I am not as in depth in my knowledge of Sylvia Plath as others seem to be here in this forum but after reading "Mirror" I have developed some of my own ideas.
What she did achieve for the first time in however, was the wry, mocking humour which in frequentlyallows her to maintain the balance between public and private by deflectinginterest from 'the needle or the knife.' 'In Plaster,' which owessomething to Sylvia Plath's observations of a fellow-patient when she wasrecovering from her appendectomy, is wry, brilliant, humorous in its portraitof the relationship between cast and patient.
Sylvia Plath's own analysisof some of the poems in this volume is penetrating: bewailing their lackof dynamic accuracy with the self-mocking irony she employs with such brilliancein she indicates the gulf between poetry as craft,the period of and poetry as necessity, the periodof The poems, she says, are like those pickled foetusesof specimens for learning not the real livingbeing and yet:It wasn't for any lack of mother-loveO I cannot understand what happened to them!

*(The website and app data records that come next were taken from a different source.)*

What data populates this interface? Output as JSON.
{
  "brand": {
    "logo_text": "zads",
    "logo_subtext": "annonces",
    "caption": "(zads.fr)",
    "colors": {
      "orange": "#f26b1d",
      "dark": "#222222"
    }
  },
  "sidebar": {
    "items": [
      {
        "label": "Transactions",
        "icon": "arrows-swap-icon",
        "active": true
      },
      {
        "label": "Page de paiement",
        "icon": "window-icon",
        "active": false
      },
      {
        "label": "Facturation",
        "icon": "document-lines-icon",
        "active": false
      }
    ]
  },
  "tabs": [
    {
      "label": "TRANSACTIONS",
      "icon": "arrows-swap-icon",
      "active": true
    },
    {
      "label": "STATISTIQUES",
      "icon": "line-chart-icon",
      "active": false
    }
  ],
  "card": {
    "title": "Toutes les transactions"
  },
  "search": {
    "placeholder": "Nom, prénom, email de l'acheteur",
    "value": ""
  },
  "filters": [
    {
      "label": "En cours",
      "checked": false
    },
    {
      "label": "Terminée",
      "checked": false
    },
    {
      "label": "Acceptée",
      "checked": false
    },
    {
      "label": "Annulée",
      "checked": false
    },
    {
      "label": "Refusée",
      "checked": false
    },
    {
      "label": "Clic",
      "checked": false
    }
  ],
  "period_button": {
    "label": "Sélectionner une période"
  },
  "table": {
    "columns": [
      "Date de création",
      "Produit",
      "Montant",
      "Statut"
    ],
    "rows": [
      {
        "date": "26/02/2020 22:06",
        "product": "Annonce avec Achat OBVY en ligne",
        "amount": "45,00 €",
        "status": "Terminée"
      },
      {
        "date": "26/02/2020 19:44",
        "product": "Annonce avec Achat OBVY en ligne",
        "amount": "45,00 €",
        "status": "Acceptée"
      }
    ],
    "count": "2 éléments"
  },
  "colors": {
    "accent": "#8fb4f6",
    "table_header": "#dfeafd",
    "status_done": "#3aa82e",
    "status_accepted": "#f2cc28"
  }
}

It is a Paradise of autonomy and recognised identity, an imageof completeness and completeness is one of the central subjects of achieves the ironic perspective but itfails to organise the opposites of Plath's vision into the drive towardsperfection of A final demonstration of the distinction between the assurance and imagisticrichness of the late poetry and the valuable experiments of the transitionalperiod lies in a comparison of 'Candles' with 'Nick and the Candlestick.'Both poems start from the imaginative associations of a mother nursingher child by candlelight but whereas 'Candles' goes no further thana consideration of the passage of time which links the Edwardian grandparentswith the new baby, 'Nick and the Candlestick' encompasses the painfulworld of the creative imagination and the potential dangers of the man-madeworld but is able to move beyond both in the affirmation of the mother'slove for the child:You are the oneSolid the spaces lean on envious.
The last line of the poem reads "Rises toward her day after day, like a terrible fish," indicates that she feels insecure about her reflection. It is interesting that Plath chose a fish instead of any other animal. When Plath used a lake in place of a mirror she may have needed a creature that lived in a lake to compare her feeling of living in the mirror. She is trying to make to point that a fish depends on water the same way the woman depends on the mirror. Usually fish are very glamorous animals because they come in all different shapes and sizes, but the women in the poem contradicts that stereotype. She sees herself as a something terrible because of her fading beauty. Sylvia Plath suffered from depression and had very little compassion for herself. This poem shows how she was scared from the truth the mirror was showing her. Throughout this poem there is a theme of the truth and lies. The poem "Mirror" is about a women torn between the true picture of herself and the distorted image others see of her.